There is a little-known provision in the tax code that allows homeowners to rent their principal residence or second home for up to 14 days a year without having to recognize the income. In this situation, the taxpayer does not deduct the rental expenses associated with the income.
There is no restriction on how much you earn. If your first or second home is in a desirable area where people are looking for short-term rentals, it could provide a windfall to the homeowner.
In cities where any big sports championships are played, there could be a market for a temporary rental of a home. Events like PGA tournaments, college basketball tournaments, Bowl games, NFL playoffs and others can create a demand for this type of rental.
For instance, there are people in Augusta, Georgia who rent their homes during the Master’s Golf Tournament each year. There are not a lot of hotel rooms in the area relative to the number of people who usually attend in non-pandemic years and the homes can fetch a nice daily rate.
There can be confusion about the different types of properties and what constitutes a home. The intended use coupled with actual experience will usually determine the type of property.
There are four types of property. A principal residence is the home you live in. There is income property that you rent and do not live in. There is investment property that is primarily held for an increase in value. And, there is inventory, which is related to your business like homes that are built or purchased to be flipped.
A second home is one that is used for the primary enjoyment of the owner in addition to their principal residence. Taxpayers are allowed to deduct the mortgage interest and property taxes on a first and second home up to specific limits. A vacation home could be another name for a second home but more accurately, it is a rental property that has more than 14 days of personal use during the year. It becomes a hybrid.
You might want to check with your insurance agent to see if your current policy covers temporary rentals, including liability in case of an accident involving personal injury. This could affect your decision as to whether you want to consider the rental.
For more information, see IRS facts about renting out a residential property or consult your tax professional.
Before you pay cash for a home, ask yourself if there is a possibility, at some point in the future, you might put a mortgage on the home and would want to deduct the mortgage interest on your federal tax return.
Current federal tax law allows homeowners to deduct the interest on up to $750,000 in acquisition debt used to buy, build or improve a property. When a person pays cash for a home, the acquisition debt is zero.
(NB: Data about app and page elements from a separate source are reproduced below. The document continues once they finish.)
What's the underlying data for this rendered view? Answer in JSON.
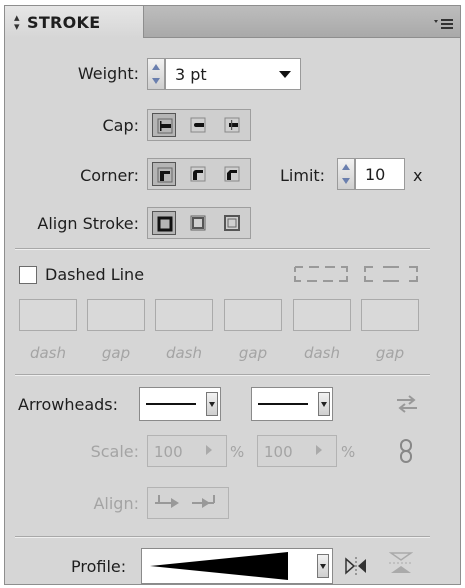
{
  "panel": {
    "title": "STROKE",
    "tab_icon": "double-arrow-icon",
    "menu_icon": "panel-menu-icon"
  },
  "weight": {
    "label": "Weight:",
    "value": "3 pt"
  },
  "cap": {
    "label": "Cap:",
    "buttons": [
      "butt-cap-icon",
      "round-cap-icon",
      "projecting-cap-icon"
    ],
    "selected": 0
  },
  "corner": {
    "label": "Corner:",
    "buttons": [
      "miter-join-icon",
      "round-join-icon",
      "bevel-join-icon"
    ],
    "selected": 0
  },
  "limit": {
    "label": "Limit:",
    "value": "10",
    "unit": "x"
  },
  "align_stroke": {
    "label": "Align Stroke:",
    "buttons": [
      "align-center-icon",
      "align-inside-icon",
      "align-outside-icon"
    ],
    "selected": 0
  },
  "dashed": {
    "label": "Dashed Line",
    "checked": false,
    "dash_gap_labels": [
      "dash",
      "gap",
      "dash",
      "gap",
      "dash",
      "gap"
    ]
  },
  "arrowheads": {
    "label": "Arrowheads:",
    "swap_icon": "swap-arrows-icon"
  },
  "scale": {
    "label": "Scale:",
    "start": "100",
    "end": "100",
    "unit": "%",
    "link_icon": "link-icon"
  },
  "align": {
    "label": "Align:"
  },
  "profile": {
    "label": "Profile:",
    "flip_icon": "flip-horizontal-icon",
    "flip_v_icon": "flip-vertical-icon"
  },
  "colors": {
    "panel_bg": "#d6d6d6",
    "accent": "#6a7fae"
  }
}
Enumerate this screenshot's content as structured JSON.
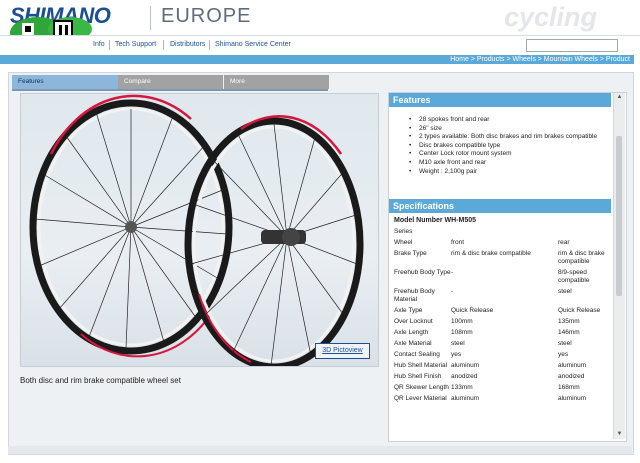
{
  "header": {
    "logo": "SHIMANO",
    "region": "EUROPE",
    "watermark": "cycling"
  },
  "nav": {
    "items": [
      "Info",
      "Tech Support",
      "Distributors",
      "Shimano Service Center"
    ],
    "search_placeholder": ""
  },
  "breadcrumb": "Home > Products > Wheels > Mountain Wheels > Product",
  "tabs": [
    {
      "label": "Features",
      "active": true
    },
    {
      "label": "Compare",
      "active": false
    },
    {
      "label": "More",
      "active": false
    }
  ],
  "image": {
    "pictoview_label": "3D Pictoview",
    "caption": "Both disc and rim brake compatible wheel set"
  },
  "features": {
    "title": "Features",
    "items": [
      "28 spokes front and rear",
      "26\" size",
      "2 types available: Both disc brakes and rim brakes compatible",
      "Disc brakes compatible type",
      "Center Lock rotor mount system",
      "M10 axle front and rear",
      "Weight : 2,100g pair"
    ]
  },
  "specifications": {
    "title": "Specifications",
    "model": "Model Number WH-M505",
    "rows": [
      [
        "Series",
        "",
        ""
      ],
      [
        "Wheel",
        "front",
        "rear"
      ],
      [
        "Brake Type",
        "rim & disc brake compatible",
        "rim & disc brake compatible"
      ],
      [
        "Freehub Body Type",
        "-",
        "8/9-speed compatible"
      ],
      [
        "Freehub Body Material",
        "-",
        "steel"
      ],
      [
        "Axle Type",
        "Quick Release",
        "Quick Release"
      ],
      [
        "Over Locknut",
        "100mm",
        "135mm"
      ],
      [
        "Axle Length",
        "108mm",
        "146mm"
      ],
      [
        "Axle Material",
        "steel",
        "steel"
      ],
      [
        "Contact Sealing",
        "yes",
        "yes"
      ],
      [
        "Hub Shell Material",
        "aluminum",
        "aluminum"
      ],
      [
        "Hub Shell Finish",
        "anodized",
        "anodized"
      ],
      [
        "QR Skewer Length",
        "133mm",
        "168mm"
      ],
      [
        "QR Lever Material",
        "aluminum",
        "aluminum"
      ]
    ]
  },
  "colors": {
    "brand_blue": "#1b4f93",
    "accent_blue": "#5aa9d8",
    "rim_red": "#d8163c"
  }
}
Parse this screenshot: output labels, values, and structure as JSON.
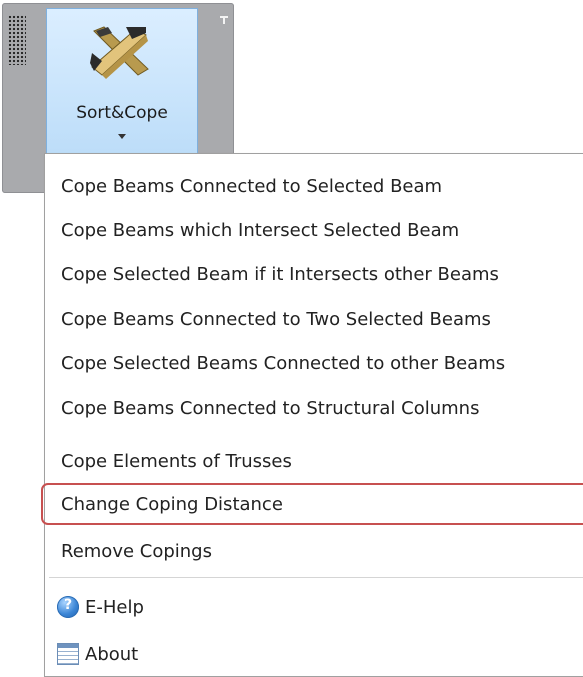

The only way to increase the acquisition debt is to make and finance the improvements to the home.
As with many IRS regulations, there are exceptions to this rule. If a mortgage is secured on the first or second home within 90 days of the purchase closing, the debt is considered acquisition debt. The interest on the funds used to purchase the home can be deducted on up to $750,000 of the mortgage balance.
Assuming a borrower has good credit, the ability to repay the loan and the home justifies the loan, lenders are willing to make mortgages for homeowners. It does not mean that the interest on the mortgage will be deductible.
To deduct home mortgage interest, you must file Form 1040 or 1040-SR and itemize deductions on Schedule A. The mortgage must be secured debt on a qualified home in which you have an ownership interest. Interest on home equity loans is only deductible if the borrowed funds are used to buy, build or substantially improve the taxpayer’s home that secures the loan.
If you answered yes or even maybe to the question first posed in this article, contact your tax professional to determine the best way to approach your individual situation. For more information, download the Homeowners Tax Guide.